The Broncos coaches tend to emphasize the technical aspects of Manning's game, the stuff that, after 16 years of combining players' hours with coaches' hours, only Manning sees. Offensive coordinator Adam Gase says that Manning no longer really reads defenses as much as confirms them. To illustrate what he means, Gase explains a play in the fourth quarter of the season opener against the Ravens. He says Manning saw "something" -- that's often the closest people can get to explaining what's going through Manning's head -- that tipped off a blitz. So Manning began his patented routine of spreading his arms and hunching over and inching toward his linemen, switching to a wide receiver screen pass by yelling "Alley! Alley!" At the snap, Manning fired a short flare left to Demaryius Thomas, who ran 78 yards untouched for six -- the definition of the Broncos' passing game. "There are a lot of things he does that other guys can't do because he's seen so much football," Gase says.

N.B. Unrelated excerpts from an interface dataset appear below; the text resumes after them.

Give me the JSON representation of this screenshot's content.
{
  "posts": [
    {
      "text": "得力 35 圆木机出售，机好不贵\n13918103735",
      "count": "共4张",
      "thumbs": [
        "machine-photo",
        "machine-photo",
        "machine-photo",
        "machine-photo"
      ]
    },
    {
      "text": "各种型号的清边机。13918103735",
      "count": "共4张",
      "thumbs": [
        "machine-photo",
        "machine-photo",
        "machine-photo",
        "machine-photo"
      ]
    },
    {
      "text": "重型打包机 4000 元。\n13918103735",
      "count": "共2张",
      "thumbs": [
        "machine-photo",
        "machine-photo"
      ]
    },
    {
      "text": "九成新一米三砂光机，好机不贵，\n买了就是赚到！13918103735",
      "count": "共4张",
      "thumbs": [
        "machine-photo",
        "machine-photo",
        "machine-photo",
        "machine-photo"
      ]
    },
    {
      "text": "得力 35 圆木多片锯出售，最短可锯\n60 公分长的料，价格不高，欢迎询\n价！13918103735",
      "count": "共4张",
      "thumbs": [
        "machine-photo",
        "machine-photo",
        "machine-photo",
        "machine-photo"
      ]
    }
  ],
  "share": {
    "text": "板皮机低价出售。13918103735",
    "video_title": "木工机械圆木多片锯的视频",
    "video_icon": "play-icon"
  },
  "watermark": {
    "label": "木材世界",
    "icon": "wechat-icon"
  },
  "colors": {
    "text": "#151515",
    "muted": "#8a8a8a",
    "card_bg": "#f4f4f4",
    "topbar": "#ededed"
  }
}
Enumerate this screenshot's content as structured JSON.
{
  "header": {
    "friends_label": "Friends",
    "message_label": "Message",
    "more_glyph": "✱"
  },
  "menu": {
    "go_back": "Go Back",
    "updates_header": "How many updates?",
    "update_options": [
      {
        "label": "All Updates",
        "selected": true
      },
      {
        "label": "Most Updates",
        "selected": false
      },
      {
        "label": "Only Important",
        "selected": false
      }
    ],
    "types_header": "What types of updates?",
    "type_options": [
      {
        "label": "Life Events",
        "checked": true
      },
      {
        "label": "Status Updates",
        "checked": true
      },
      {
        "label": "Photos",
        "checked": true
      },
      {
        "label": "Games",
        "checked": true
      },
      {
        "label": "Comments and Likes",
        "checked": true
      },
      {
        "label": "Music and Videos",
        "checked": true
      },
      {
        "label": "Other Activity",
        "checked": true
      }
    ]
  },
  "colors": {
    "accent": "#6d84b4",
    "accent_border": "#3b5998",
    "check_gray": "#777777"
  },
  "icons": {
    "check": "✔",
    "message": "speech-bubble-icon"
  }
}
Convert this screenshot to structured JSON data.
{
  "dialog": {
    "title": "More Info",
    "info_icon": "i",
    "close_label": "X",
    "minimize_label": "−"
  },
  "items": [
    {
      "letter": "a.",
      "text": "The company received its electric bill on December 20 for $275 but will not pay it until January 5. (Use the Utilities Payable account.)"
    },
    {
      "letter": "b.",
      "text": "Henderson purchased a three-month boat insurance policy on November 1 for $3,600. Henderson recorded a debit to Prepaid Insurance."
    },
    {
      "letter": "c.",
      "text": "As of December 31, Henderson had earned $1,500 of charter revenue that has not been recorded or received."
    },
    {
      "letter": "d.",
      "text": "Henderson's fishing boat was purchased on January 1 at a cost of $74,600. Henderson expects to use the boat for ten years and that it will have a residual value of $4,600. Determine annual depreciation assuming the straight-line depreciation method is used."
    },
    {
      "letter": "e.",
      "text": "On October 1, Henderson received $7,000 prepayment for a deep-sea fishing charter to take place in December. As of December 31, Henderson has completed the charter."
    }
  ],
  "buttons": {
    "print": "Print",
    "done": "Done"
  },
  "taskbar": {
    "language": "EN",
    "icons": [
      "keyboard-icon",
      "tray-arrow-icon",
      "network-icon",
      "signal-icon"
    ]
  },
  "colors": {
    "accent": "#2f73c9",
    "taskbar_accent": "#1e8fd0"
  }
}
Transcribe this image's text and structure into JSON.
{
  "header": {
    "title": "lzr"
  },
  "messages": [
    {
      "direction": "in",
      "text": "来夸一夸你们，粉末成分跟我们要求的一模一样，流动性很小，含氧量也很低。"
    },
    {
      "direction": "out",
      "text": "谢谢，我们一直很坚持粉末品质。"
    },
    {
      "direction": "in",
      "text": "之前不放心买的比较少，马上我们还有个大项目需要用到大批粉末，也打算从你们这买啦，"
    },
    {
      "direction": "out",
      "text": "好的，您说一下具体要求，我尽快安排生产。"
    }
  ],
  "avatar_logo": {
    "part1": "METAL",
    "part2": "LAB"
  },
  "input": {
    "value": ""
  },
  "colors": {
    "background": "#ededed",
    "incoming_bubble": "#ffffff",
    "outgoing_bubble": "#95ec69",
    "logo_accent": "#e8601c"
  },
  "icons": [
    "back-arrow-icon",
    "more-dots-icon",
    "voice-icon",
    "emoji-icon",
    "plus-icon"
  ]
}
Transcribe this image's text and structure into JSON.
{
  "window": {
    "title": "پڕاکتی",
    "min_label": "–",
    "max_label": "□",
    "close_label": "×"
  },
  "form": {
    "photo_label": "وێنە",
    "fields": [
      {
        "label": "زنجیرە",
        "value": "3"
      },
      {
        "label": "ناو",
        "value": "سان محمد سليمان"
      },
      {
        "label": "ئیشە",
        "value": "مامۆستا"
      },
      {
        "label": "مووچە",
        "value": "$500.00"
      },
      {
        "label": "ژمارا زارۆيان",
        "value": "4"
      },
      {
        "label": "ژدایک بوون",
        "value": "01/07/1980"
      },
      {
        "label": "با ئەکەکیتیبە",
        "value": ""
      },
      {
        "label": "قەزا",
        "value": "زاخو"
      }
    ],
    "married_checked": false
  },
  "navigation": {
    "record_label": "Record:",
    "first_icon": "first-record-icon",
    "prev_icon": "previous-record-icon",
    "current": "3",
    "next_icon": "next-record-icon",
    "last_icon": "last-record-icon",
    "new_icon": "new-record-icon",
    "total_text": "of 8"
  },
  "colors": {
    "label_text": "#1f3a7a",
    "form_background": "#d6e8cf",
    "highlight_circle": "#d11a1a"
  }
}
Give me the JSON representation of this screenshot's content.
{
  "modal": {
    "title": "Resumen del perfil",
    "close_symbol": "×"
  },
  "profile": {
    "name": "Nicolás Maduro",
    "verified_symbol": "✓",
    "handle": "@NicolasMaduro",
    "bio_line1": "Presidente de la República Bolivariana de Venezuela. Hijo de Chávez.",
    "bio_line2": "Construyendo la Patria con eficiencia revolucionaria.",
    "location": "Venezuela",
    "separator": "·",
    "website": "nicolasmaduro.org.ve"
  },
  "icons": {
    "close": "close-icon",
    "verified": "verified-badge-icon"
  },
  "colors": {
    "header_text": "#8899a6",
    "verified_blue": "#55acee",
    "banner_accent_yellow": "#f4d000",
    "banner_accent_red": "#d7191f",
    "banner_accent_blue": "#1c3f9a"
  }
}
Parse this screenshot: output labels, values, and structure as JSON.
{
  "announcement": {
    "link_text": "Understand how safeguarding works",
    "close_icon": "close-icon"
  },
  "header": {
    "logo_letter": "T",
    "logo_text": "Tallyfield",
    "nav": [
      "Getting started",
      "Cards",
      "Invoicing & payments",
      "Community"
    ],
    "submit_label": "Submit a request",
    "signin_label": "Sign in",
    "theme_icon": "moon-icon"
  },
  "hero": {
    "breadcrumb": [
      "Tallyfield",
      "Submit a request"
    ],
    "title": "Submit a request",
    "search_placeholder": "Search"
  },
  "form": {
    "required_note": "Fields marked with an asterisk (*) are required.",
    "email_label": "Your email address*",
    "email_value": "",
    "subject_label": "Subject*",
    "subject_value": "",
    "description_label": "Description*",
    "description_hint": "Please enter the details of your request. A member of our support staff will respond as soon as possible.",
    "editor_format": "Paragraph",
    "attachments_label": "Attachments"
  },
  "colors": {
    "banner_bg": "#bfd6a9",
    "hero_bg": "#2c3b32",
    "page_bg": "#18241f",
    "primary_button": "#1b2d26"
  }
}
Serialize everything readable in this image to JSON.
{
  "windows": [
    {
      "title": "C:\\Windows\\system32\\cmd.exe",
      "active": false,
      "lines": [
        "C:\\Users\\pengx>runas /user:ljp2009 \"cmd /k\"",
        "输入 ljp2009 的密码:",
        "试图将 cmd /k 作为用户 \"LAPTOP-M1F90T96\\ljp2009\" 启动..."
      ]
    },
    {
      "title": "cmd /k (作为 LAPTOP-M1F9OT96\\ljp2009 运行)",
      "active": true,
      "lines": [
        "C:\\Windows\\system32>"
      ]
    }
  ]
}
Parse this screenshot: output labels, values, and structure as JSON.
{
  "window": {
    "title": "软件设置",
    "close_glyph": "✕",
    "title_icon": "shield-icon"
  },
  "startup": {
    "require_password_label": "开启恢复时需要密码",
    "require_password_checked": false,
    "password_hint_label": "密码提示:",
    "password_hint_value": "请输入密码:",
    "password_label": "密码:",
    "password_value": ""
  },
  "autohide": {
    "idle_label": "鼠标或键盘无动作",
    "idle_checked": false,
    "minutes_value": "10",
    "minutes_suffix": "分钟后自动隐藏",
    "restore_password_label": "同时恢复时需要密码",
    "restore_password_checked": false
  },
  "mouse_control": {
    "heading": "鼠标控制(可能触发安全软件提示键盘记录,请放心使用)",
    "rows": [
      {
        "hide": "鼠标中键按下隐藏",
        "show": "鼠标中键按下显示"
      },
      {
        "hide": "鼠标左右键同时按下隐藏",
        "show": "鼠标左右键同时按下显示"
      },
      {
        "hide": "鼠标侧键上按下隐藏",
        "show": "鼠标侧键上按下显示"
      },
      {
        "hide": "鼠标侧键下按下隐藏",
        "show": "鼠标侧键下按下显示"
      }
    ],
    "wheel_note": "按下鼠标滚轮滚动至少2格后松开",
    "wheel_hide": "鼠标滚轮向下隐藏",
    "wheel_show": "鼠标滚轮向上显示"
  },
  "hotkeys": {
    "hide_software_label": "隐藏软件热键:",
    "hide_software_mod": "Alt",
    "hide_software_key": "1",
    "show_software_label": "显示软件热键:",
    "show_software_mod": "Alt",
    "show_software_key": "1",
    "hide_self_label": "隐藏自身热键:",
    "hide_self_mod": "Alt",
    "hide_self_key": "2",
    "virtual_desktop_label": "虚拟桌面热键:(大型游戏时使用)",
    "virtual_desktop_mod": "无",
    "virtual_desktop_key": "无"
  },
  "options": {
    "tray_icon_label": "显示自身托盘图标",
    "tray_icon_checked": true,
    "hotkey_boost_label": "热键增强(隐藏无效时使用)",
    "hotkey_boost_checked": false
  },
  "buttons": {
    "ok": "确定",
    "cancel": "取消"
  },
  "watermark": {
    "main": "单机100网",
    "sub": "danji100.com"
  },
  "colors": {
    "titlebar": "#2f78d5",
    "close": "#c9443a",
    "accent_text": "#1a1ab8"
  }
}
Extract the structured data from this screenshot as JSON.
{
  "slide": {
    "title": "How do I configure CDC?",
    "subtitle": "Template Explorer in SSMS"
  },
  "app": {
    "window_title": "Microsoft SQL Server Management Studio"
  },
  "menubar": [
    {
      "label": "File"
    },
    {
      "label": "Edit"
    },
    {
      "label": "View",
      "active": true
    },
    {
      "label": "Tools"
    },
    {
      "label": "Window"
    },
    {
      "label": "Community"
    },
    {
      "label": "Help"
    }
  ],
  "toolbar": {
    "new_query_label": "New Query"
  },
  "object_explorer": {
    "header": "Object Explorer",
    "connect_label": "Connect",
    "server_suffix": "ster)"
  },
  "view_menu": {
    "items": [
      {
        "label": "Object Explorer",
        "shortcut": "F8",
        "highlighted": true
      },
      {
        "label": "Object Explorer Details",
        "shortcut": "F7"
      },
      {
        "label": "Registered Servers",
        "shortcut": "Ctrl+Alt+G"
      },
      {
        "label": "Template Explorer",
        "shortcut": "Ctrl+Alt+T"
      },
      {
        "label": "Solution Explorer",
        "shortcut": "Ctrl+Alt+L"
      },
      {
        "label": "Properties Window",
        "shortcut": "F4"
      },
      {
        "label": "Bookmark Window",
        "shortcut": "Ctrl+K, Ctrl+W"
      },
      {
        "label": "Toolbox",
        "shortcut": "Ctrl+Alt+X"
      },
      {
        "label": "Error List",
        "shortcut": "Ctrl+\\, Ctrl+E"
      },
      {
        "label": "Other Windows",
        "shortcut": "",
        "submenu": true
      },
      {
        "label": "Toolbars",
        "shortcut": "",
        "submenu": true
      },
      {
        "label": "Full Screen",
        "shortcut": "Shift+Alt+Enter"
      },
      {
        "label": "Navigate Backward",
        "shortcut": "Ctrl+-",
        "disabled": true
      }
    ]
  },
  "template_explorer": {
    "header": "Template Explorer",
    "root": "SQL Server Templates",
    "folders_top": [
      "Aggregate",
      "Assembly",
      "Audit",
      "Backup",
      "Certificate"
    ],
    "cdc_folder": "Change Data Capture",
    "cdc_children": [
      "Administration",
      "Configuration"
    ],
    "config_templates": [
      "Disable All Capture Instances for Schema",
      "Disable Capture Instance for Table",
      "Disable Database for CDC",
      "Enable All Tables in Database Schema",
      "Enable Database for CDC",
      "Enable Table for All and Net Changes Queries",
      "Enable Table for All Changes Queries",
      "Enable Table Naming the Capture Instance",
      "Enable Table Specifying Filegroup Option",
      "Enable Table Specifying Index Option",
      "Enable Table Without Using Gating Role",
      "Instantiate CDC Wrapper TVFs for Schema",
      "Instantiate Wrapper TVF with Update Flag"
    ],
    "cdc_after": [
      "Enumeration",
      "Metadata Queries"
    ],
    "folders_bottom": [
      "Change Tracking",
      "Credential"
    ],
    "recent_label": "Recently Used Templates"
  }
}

Still, that story doesn't quite do Manning justice. Nor does Broncos executive VP John Elway's explanation that Manning is "trying to separate himself" from the rest of the greatest quarterbacks in history. There's something deeper at work here. It's always been astounding how Manning can at once be an open book, an American icon whose life football fans think they know by heart, yet retain mysteries that go far beyond how he arrives at the perfect audible. He can be robotic in his discipline, yet that discipline has always been rooted in a fascinating and perhaps frightening mix of self-awareness and sensitivity. He knew his weaknesses better than a defensive coordinator, and masking them became fundamental to his excellence.
It's harder to hide them now. A rare glimpse inside Manning's head came in October, in his first game in Indianapolis since he was released in 2012. More than any quarterback in history, Manning can bottle his emotions, but as he warmed up on the field, the Colts honored him with a video tribute, reel after reel of touchdown passes. Manning tried to ignore it by throwing, each pass a little harder as the crowd rose in a thunderous ovation, as if he were trying to bury tears with each heave. Finally, he gave up.
Manning removed his helmet, waved to the crowd and started to cry. He has been honored hundreds of times, but until this moment, he had never been so publicly loved. He patted his heart. The entire scene was striking not just because he showed more emotion than after he had won a Super Bowl but because someone obsessed with controlling his image was, for the first time, vulnerable for the world to see.
I'M STANDING WITH Manning beside the Broncos' practice fields on an October Wednesday. He has just finished a workout and looks as if he could go at it again. He's more muscular than he was only a few years ago, which is somewhat surprising. I always imagined Manning would age ungracefully, like a president, prematurely gray and wrinkled, the tolls of unrelenting stress.